Ship to a Locker Near You
With 54% of shoppers saying that the risk of package theft makes them fearful of buying online, delivery companies have responded with services to instill confidence. You may have seen banks of lockers outside a grocery store, inside a drug store, or even in the breezeways of office buildings just off the sidewalk. Next time you make an online purchase, see if you can choose to have the package delivered to a convenient locker location instead of your home. Amazon and UPS both make use of lockers.
Buy Virtually, Pick Up Locally
Major retailers have seen the benefits of in-store pickup, not only in securing your purchase from theft but also in bringing you into the store. Whether you're shopping online at Best Buy, Walgreens, Office Depot, or Target, you can most likely pick up the order at a local store.

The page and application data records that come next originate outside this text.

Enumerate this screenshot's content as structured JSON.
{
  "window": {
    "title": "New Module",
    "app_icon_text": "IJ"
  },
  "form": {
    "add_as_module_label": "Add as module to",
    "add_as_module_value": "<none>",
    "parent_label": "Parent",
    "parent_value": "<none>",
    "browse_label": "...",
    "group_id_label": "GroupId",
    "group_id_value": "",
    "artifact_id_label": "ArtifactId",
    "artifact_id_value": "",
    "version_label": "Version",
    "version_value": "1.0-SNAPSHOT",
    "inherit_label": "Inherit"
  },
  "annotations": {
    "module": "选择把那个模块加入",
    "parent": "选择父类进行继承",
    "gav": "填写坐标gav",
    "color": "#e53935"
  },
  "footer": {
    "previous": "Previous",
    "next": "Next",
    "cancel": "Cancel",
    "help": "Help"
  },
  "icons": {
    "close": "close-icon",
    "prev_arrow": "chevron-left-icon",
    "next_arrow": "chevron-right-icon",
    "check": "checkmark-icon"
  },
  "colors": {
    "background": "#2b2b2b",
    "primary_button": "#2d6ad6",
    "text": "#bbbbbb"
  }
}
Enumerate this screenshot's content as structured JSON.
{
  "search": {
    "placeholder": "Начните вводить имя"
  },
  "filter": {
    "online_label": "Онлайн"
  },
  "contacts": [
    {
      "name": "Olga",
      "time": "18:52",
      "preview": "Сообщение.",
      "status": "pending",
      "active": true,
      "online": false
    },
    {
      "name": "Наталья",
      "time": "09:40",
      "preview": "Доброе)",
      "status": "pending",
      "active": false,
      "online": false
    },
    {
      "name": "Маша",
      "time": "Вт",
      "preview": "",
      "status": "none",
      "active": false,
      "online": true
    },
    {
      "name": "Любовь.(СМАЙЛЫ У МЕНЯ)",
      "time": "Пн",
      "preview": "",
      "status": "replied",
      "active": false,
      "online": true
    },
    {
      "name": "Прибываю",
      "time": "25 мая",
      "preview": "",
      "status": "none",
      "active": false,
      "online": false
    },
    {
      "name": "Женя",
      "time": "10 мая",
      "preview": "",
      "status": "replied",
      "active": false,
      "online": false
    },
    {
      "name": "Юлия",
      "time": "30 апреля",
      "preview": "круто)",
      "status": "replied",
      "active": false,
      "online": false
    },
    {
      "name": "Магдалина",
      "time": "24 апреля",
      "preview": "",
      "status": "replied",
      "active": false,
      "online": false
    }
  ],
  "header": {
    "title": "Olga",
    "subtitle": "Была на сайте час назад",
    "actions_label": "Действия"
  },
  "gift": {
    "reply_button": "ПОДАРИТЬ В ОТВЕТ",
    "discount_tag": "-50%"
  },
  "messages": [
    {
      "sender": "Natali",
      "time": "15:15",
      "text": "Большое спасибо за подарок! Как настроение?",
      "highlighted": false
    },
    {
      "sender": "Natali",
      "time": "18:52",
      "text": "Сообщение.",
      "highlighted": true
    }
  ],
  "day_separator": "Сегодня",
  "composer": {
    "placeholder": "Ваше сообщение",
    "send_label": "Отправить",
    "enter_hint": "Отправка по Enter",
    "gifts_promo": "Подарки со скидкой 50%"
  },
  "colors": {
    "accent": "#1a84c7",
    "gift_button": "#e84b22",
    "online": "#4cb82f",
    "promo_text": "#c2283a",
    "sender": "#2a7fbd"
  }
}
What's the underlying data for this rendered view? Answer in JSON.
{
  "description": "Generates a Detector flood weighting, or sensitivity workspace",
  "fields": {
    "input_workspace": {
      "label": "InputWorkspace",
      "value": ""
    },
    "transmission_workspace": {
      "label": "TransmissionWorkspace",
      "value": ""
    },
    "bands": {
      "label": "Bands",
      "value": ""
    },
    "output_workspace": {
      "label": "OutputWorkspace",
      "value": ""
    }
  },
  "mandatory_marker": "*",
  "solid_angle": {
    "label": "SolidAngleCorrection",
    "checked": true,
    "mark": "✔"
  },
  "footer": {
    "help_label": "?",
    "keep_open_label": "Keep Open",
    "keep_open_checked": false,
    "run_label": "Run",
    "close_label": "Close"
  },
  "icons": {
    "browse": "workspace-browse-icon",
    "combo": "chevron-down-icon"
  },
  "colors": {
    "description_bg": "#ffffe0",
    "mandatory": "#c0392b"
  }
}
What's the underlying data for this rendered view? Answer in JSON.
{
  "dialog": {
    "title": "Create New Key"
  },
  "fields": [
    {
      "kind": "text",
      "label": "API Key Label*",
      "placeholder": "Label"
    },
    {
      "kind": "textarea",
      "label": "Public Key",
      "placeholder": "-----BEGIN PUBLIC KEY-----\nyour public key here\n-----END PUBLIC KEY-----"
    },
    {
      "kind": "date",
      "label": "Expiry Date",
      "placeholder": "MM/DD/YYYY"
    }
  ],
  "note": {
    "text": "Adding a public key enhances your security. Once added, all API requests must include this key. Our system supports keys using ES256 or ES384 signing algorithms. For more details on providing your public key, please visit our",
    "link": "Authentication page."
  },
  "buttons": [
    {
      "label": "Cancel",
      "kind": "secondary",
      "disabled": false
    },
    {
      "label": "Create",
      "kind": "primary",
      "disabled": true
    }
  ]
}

The turnaround time is faster than delivery, and you cut delivery trucks and porch pirates out of the equation.
UPS has partnered with retail locations to receive deliveries, which is convenient when the site you bought from has no brick-and-mortar presence where you live. If the website you buy from uses UPS, chances are good that you can direct your deliveries to a UPS Store or to a pickup location (called a UPS Access Point) inside a local retailer.
Install a Camera
A doorbell camera system, which can cost up to $200, won't prevent package theft, but it will document it. Of course, as doorbell cams rise in popularity, so do pirates wearing disguises. An evasive posture and a low-fitting baseball cap are sometimes all it takes to prevent identification in video footage—not to mention how Covid-19 normalized mask wearing, which used to be a surefire sign of a bandit.
Indeed, when NBC News talked to 40 law enforcement agencies who'd signed onto a program to access Ring doorbell camera footage, the reporters learned that "the flood of footage generated by Ring cameras rarely led to positive identifications of suspects, let alone arrests."
Still, responders in the previously mentioned C+R Research survey said that their doorstep cameras brought them peace of mind. Like real-time delivery alerts, the cams let you know the instant your package has been dropped off so you can react before a pirate can.
Ship to a Workplace or Leasing Office
Some office mailrooms don't mind employees receiving a personal package now and then. Ask yours. Similarly, the leasing office at your condo or apartment complex might gladly receive occasional packages for residents.
Mailboxes Are Steadily Improving
With all this talk about what major retailers and delivery services are doing to combat package theft, let's not forget the U.S. Postal Service. In residential neighborhoods and apartment complexes across the country, the latest mailbox banks incorporate parcel lockers right next to private slots. These modern mailboxes makes having your items shipped to your home by USPS as secure as an Amazon locker.
How it works: Your mail carrier places the package in the locker and shuts the door, which releases a numbered key. He or she drops the key in your mailbox with your mail. Later, you simply use the key to open the locker that has the matching number, and retrieve the package. When you close the locker, the key stays held in the lock.
Final Thoughts About Outsmarting Package Thieves
Your best chance of defeating porch pirates is to employ one of two strategies: Use technology (text alerts, webcams) to monitor deliveries to your home, or ship to lockers. You generally have three days to retrieve a parcel from an Amazon locker. The old-fashioned technique of asking a neighbor to check your porch on delivery day and take the box in for you also works.Search Anyone Free